What you need to do >>
Where an entry contains a picture, skip the picture and write out everything else exactly.

::: Supplied material

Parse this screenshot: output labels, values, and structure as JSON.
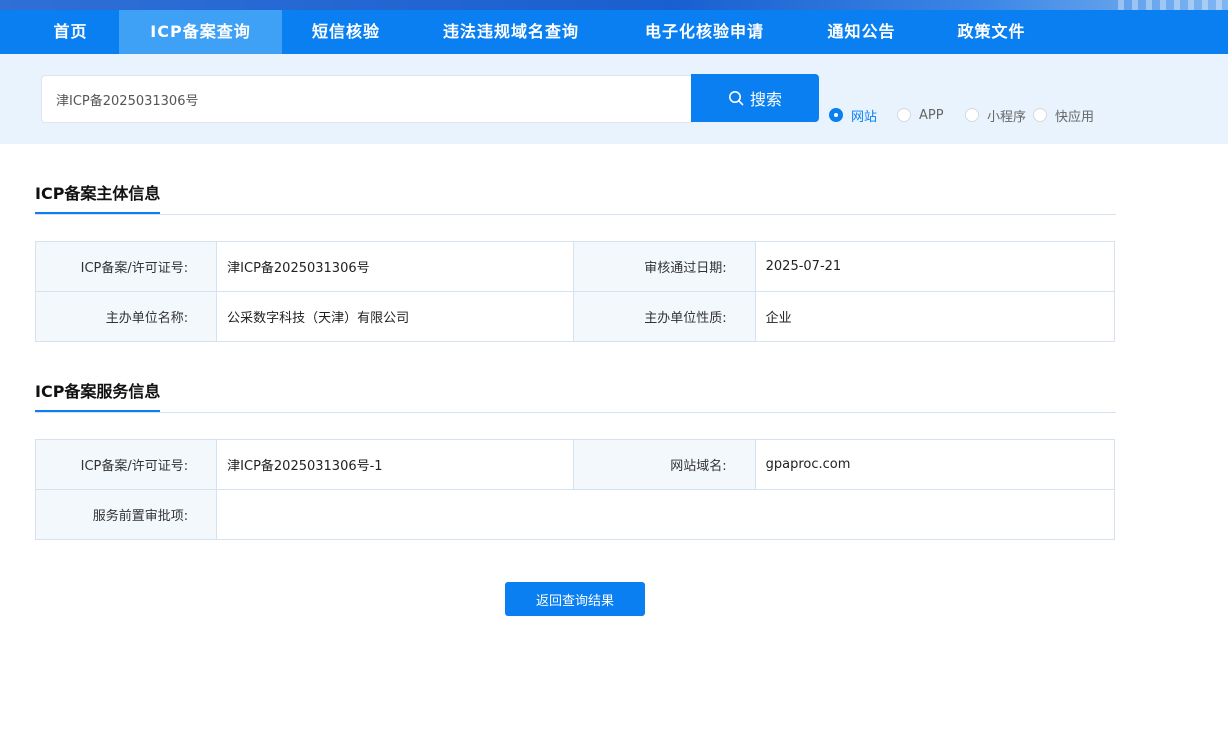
{
  "nav": {
    "items": [
      {
        "label": "首页"
      },
      {
        "label": "ICP备案查询"
      },
      {
        "label": "短信核验"
      },
      {
        "label": "违法违规域名查询"
      },
      {
        "label": "电子化核验申请"
      },
      {
        "label": "通知公告"
      },
      {
        "label": "政策文件"
      }
    ],
    "active_label": "ICP备案查询"
  },
  "search": {
    "value": "津ICP备2025031306号",
    "button_label": "搜索",
    "options": [
      "网站",
      "APP",
      "小程序",
      "快应用"
    ],
    "selected": "网站"
  },
  "subject_section": {
    "title": "ICP备案主体信息",
    "rows": [
      {
        "k1": "ICP备案/许可证号:",
        "v1": "津ICP备2025031306号",
        "k2": "审核通过日期:",
        "v2": "2025-07-21"
      },
      {
        "k1": "主办单位名称:",
        "v1": "公采数字科技（天津）有限公司",
        "k2": "主办单位性质:",
        "v2": "企业"
      }
    ]
  },
  "service_section": {
    "title": "ICP备案服务信息",
    "row1": {
      "k1": "ICP备案/许可证号:",
      "v1": "津ICP备2025031306号-1",
      "k2": "网站域名:",
      "v2": "gpaproc.com"
    },
    "row2": {
      "k1": "服务前置审批项:",
      "v1": ""
    }
  },
  "back_button_label": "返回查询结果",
  "colors": {
    "primary": "#0a7ff2",
    "nav_active": "#3ea1f6",
    "band": "#e8f3fd",
    "key_cell": "#f3f8fd"
  }
}
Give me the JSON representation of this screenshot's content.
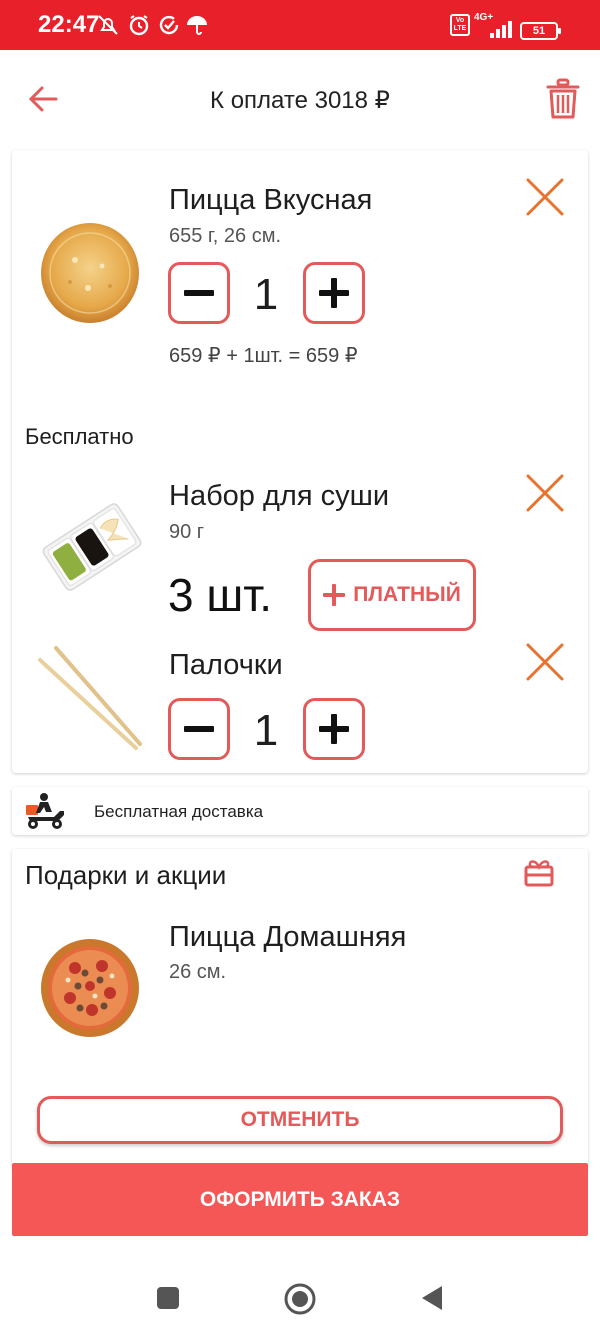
{
  "status_bar": {
    "time": "22:47",
    "network": "4G+",
    "volte": "Vo LTE",
    "battery": "51"
  },
  "header": {
    "title": "К оплате 3018 ₽"
  },
  "cart": {
    "items": [
      {
        "name": "Пицца Вкусная",
        "details": "655 г, 26 см.",
        "quantity": "1",
        "price_line": "659 ₽ + 1шт. = 659 ₽"
      }
    ]
  },
  "free_section": {
    "label": "Бесплатно",
    "items": [
      {
        "name": "Набор для суши",
        "details": "90 г",
        "count_label": "3 шт.",
        "paid_button": "ПЛАТНЫЙ"
      },
      {
        "name": "Палочки",
        "quantity": "1"
      }
    ]
  },
  "delivery": {
    "label": "Бесплатная доставка"
  },
  "gifts": {
    "title": "Подарки и акции",
    "items": [
      {
        "name": "Пицца Домашняя",
        "details": "26 см."
      }
    ]
  },
  "actions": {
    "cancel": "ОТМЕНИТЬ",
    "order": "ОФОРМИТЬ ЗАКАЗ"
  },
  "colors": {
    "status_bar": "#e8202a",
    "accent": "#e25a5a",
    "primary_button": "#f55656",
    "remove_icon": "#e8732f"
  }
}
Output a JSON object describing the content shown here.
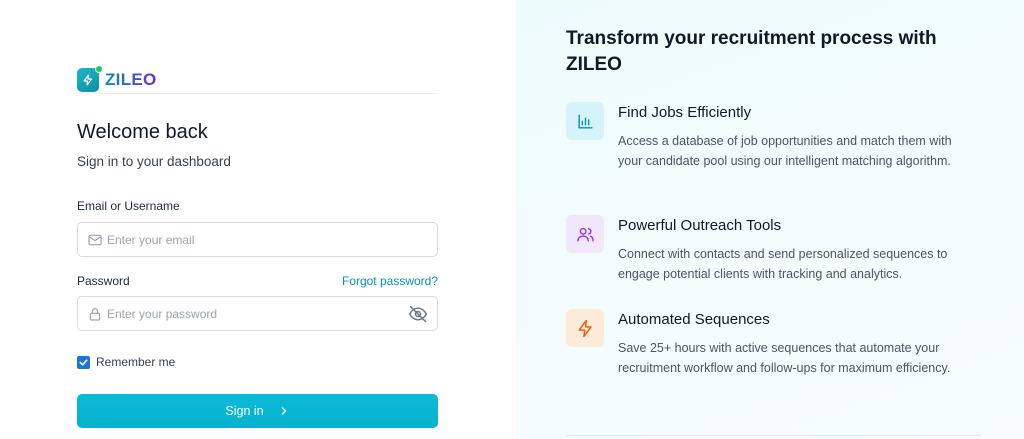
{
  "brand": {
    "name": "ZILEO",
    "accent": "#06b6d4",
    "gradient_end": "#6d28d9"
  },
  "login": {
    "title": "Welcome back",
    "subtitle": "Sign in to your dashboard",
    "email": {
      "label": "Email or Username",
      "placeholder": "Enter your email",
      "value": "",
      "icon": "mail-icon"
    },
    "password": {
      "label": "Password",
      "placeholder": "Enter your password",
      "value": "",
      "icon": "lock-icon",
      "toggle_icon": "eye-off-icon"
    },
    "forgot_label": "Forgot password?",
    "remember": {
      "label": "Remember me",
      "checked": true
    },
    "submit_label": "Sign in"
  },
  "promo": {
    "title": "Transform your recruitment process with ZILEO",
    "features": [
      {
        "icon": "bar-chart-icon",
        "color": "#0891b2",
        "title": "Find Jobs Efficiently",
        "description": "Access a database of job opportunities and match them with your candidate pool using our intelligent matching algorithm."
      },
      {
        "icon": "users-icon",
        "color": "#9333ea",
        "title": "Powerful Outreach Tools",
        "description": "Connect with contacts and send personalized sequences to engage potential clients with tracking and analytics."
      },
      {
        "icon": "lightning-icon",
        "color": "#ea580c",
        "title": "Automated Sequences",
        "description": "Save 25+ hours with active sequences that automate your recruitment workflow and follow-ups for maximum efficiency."
      }
    ]
  }
}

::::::

Exercise response >>
Parse this screenshot: output labels, values, and structure as JSON.
{
  "nav": {
    "items": [
      {
        "label": "首页"
      },
      {
        "label": "ICP备案查询"
      },
      {
        "label": "短信核验"
      },
      {
        "label": "违法违规域名查询"
      },
      {
        "label": "电子化核验申请"
      },
      {
        "label": "通知公告"
      },
      {
        "label": "政策文件"
      }
    ],
    "active_label": "ICP备案查询"
  },
  "search": {
    "value": "津ICP备2025031306号",
    "button_label": "搜索",
    "options": [
      "网站",
      "APP",
      "小程序",
      "快应用"
    ],
    "selected": "网站"
  },
  "subject_section": {
    "title": "ICP备案主体信息",
    "rows": [
      {
        "k1": "ICP备案/许可证号:",
        "v1": "津ICP备2025031306号",
        "k2": "审核通过日期:",
        "v2": "2025-07-21"
      },
      {
        "k1": "主办单位名称:",
        "v1": "公采数字科技（天津）有限公司",
        "k2": "主办单位性质:",
        "v2": "企业"
      }
    ]
  },
  "service_section": {
    "title": "ICP备案服务信息",
    "row1": {
      "k1": "ICP备案/许可证号:",
      "v1": "津ICP备2025031306号-1",
      "k2": "网站域名:",
      "v2": "gpaproc.com"
    },
    "row2": {
      "k1": "服务前置审批项:",
      "v1": ""
    }
  },
  "back_button_label": "返回查询结果",
  "colors": {
    "primary": "#0a7ff2",
    "nav_active": "#3ea1f6",
    "band": "#e8f3fd",
    "key_cell": "#f3f8fd"
  }
}
Give me the JSON representation of this screenshot's content.
{
  "status_bar": {
    "time": "22:47",
    "network": "4G+",
    "volte": "Vo LTE",
    "battery": "51"
  },
  "header": {
    "title": "К оплате 3018 ₽"
  },
  "cart": {
    "items": [
      {
        "name": "Пицца Вкусная",
        "details": "655 г, 26 см.",
        "quantity": "1",
        "price_line": "659 ₽ + 1шт. = 659 ₽"
      }
    ]
  },
  "free_section": {
    "label": "Бесплатно",
    "items": [
      {
        "name": "Набор для суши",
        "details": "90 г",
        "count_label": "3 шт.",
        "paid_button": "ПЛАТНЫЙ"
      },
      {
        "name": "Палочки",
        "quantity": "1"
      }
    ]
  },
  "delivery": {
    "label": "Бесплатная доставка"
  },
  "gifts": {
    "title": "Подарки и акции",
    "items": [
      {
        "name": "Пицца Домашняя",
        "details": "26 см."
      }
    ]
  },
  "actions": {
    "cancel": "ОТМЕНИТЬ",
    "order": "ОФОРМИТЬ ЗАКАЗ"
  },
  "colors": {
    "status_bar": "#e8202a",
    "accent": "#e25a5a",
    "primary_button": "#f55656",
    "remove_icon": "#e8732f"
  }
}
Output a JSON object describing the content shown here.
{
  "brand": {
    "name": "ZILEO",
    "accent": "#06b6d4",
    "gradient_end": "#6d28d9"
  },
  "login": {
    "title": "Welcome back",
    "subtitle": "Sign in to your dashboard",
    "email": {
      "label": "Email or Username",
      "placeholder": "Enter your email",
      "value": "",
      "icon": "mail-icon"
    },
    "password": {
      "label": "Password",
      "placeholder": "Enter your password",
      "value": "",
      "icon": "lock-icon",
      "toggle_icon": "eye-off-icon"
    },
    "forgot_label": "Forgot password?",
    "remember": {
      "label": "Remember me",
      "checked": true
    },
    "submit_label": "Sign in"
  },
  "promo": {
    "title": "Transform your recruitment process with ZILEO",
    "features": [
      {
        "icon": "bar-chart-icon",
        "color": "#0891b2",
        "title": "Find Jobs Efficiently",
        "description": "Access a database of job opportunities and match them with your candidate pool using our intelligent matching algorithm."
      },
      {
        "icon": "users-icon",
        "color": "#9333ea",
        "title": "Powerful Outreach Tools",
        "description": "Connect with contacts and send personalized sequences to engage potential clients with tracking and analytics."
      },
      {
        "icon": "lightning-icon",
        "color": "#ea580c",
        "title": "Automated Sequences",
        "description": "Save 25+ hours with active sequences that automate your recruitment workflow and follow-ups for maximum efficiency."
      }
    ]
  }
}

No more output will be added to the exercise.